You can think of security as a stack. Each layer of the stack needs to be secure in order for the whole thing to be secure. Or, alternatively, you can think of it as a chain; the whole thing is only as strong as the weakest link.
No matter how you look at it, you need to ensure that every part of the environment is good.
In previous posts I’ve talked about static code analysis, and system scanning. This can help make sure your program hasn’t any obvious gaps, and that you’re not running a bad alternate path.
Now let’s look at protecting the data between you and your users. Typically we do this with SSL. So you get your certificate and click the “turn on SSL” option and you’re done; right?
Unfortunately not. SSL has a long and not so clean history. There have been both implementation bugs and logic issues. “Heartbleed”, “BEAST”, “POODLE”… at one point it seemed that an issue was found in SSL every other week.
Further, something that was considered strong 10 years ago isn’t strong today (RC4 codes). And new and better methods of protecting data now exist (elliptical curve, forward secrecy).
So we may need to tune your SSL setup as well. Turn off weak settings, add new configurations.
The problem is in how to know if you’ve done a good job?
Fortunately there’s a very useful web site run by Qualys: https://www.ssllabs.com/ssltest/
This will run through your site, testing for common failure modes. It’ll try common bugs, weak settings and even provide a good summary of how well your site will work with common browsers. It takes somewhere around 90-120 seconds to run.
My site (PDF) scores an A+ on these tests and it flags some compatibility issues.
e.g. “This site works only in browsers with SNI support.” That’s because I present a different SSL certificate for each virtual host, and for this to work we need the SSL “Server Name Indication” extention. Pretty much every common browser supports this these days.
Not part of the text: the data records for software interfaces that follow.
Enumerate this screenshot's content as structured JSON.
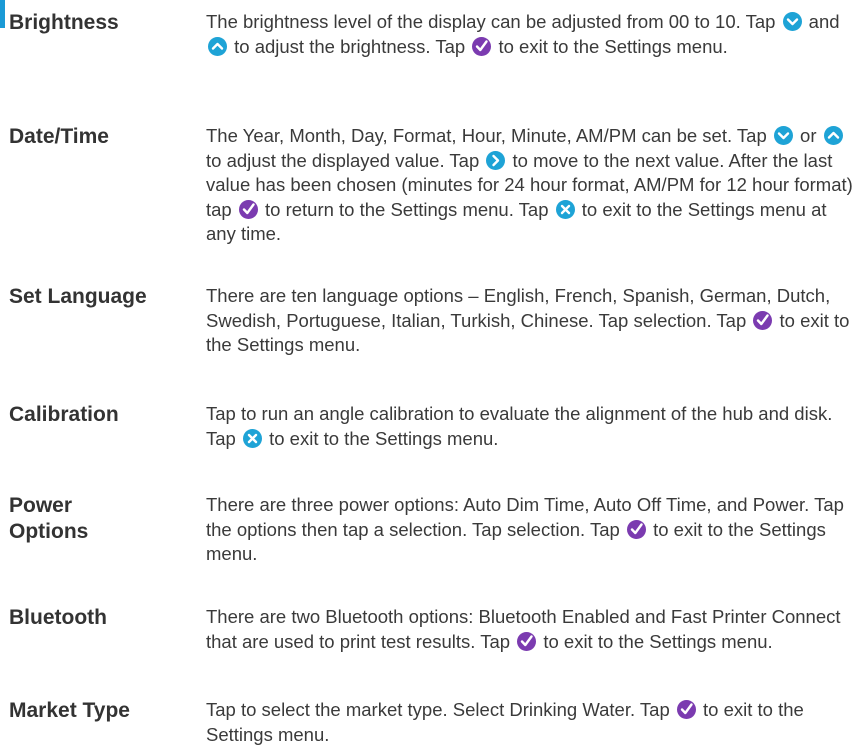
{
  "colors": {
    "accent": "#1a9ad6",
    "icon_blue": "#1ea3d6",
    "icon_purple": "#7b3bb0"
  },
  "icons": {
    "down": "chevron-down-icon",
    "up": "chevron-up-icon",
    "right": "chevron-right-icon",
    "check": "check-icon",
    "close": "close-icon"
  },
  "sections": [
    {
      "term": "Brightness",
      "parts": [
        "The brightness level of the display can be adjusted from 00 to 10. Tap ",
        " and ",
        " to adjust the brightness. Tap ",
        " to exit to the Settings menu."
      ]
    },
    {
      "term": "Date/Time",
      "parts": [
        "The Year, Month, Day, Format, Hour, Minute, AM/PM can be set. Tap ",
        " or ",
        " to adjust the displayed value. Tap ",
        " to move to the next value. After the last value has been chosen (minutes for 24 hour format, AM/PM for 12 hour format) tap ",
        " to return to the Settings menu. Tap ",
        " to exit to the Settings menu at any time."
      ]
    },
    {
      "term": "Set Language",
      "parts": [
        "There are ten language options – English, French, Spanish, German, Dutch, Swedish, Portuguese, Italian, Turkish, Chinese. Tap selection. Tap ",
        " to exit to the Settings menu."
      ]
    },
    {
      "term": "Calibration",
      "parts": [
        "Tap to run an angle calibration to evaluate the alignment of the hub and disk. Tap ",
        " to exit to the Settings menu."
      ]
    },
    {
      "term_line1": "Power",
      "term_line2": "Options",
      "parts": [
        "There are three power options: Auto Dim Time, Auto Off Time, and Power. Tap the options then tap a selection. Tap selection. Tap ",
        " to exit to the Settings menu."
      ]
    },
    {
      "term": "Bluetooth",
      "parts": [
        "There are two Bluetooth options: Bluetooth Enabled and Fast Printer Connect that are used to print test results. Tap ",
        " to exit to the Settings menu."
      ]
    },
    {
      "term": "Market Type",
      "parts": [
        "Tap to select the market type. Select Drinking Water. Tap ",
        " to exit to the Settings menu."
      ]
    }
  ]
}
If we go down further into the report it tells me the Android 2.3.7, IE6, IE8, Java 6 don’t support SNI. I can live with that!
Further it tells me that IE6 and IE8 just won’t work with my site because of other settings. Do I care? According to a browser market share report IE8 is under 4% of usage. I can live with that.
I use Apache with OpenSSL, which allows you to specify the protocols and cipher suites. The first is to ensure SSLv2 and SSLv3 are turned off. Then we can pick the ciphers we want:
SSLProtocol all -SSLv2 -SSLv3 SSLHonorCipherOrder on SSLCipherSuite ECDHE-RSA-AES256-GCM-SHA384:ECDHE-RSA-AES128-GCM-SHA256:DHE-RSA-AES256-GCM-SHA384:DHE-RSA-AES128-GCM-SHA256:ECDHE-RSA-AES256-SHA384:ECDHE-RSA-AES128-SHA256:ECDHE-RSA-AES256-SHA:ECDHE-RSA-AES128-SHA:DHE-RSA-AES256-SHA256:DHE-RSA-AES128-SHA256:DHE-RSA-AES256-SHA:DHE-RSA-AES128-SHA:AES256-GCM-SHA384:AES128-GCM-SHA256:AES256-SHA256:AES128-SHA256:AES256-SHA:AES128-SHA:HIGH:!EDH-RSA-DES-CBC3-SHA:!DES-CBC3-SHA:!aNULL:!eNULL:!EXPORT:!DES:!MD5:!PSK:!RC4
These settings aren’t necessarily the best. I could tighten it up if I don’t care about compatibility with older tools (java6 and java7 might be easy to discard).
These settings are also not always going to be fixed; a few months back
I did not have
!EDH-RSA-DES-CBC3-SHA:!DES-CBC3-SHA in the Cipher suite
because these used to be considered good. It’s worth reviewing the
results of the SSLlabs test on a regular basis. And definitely after
a new vulnerability has been exposed.
Getting an A or an A+ is easy, and is an essential part of the complete security solution for your web site. There are many good reasons to do it!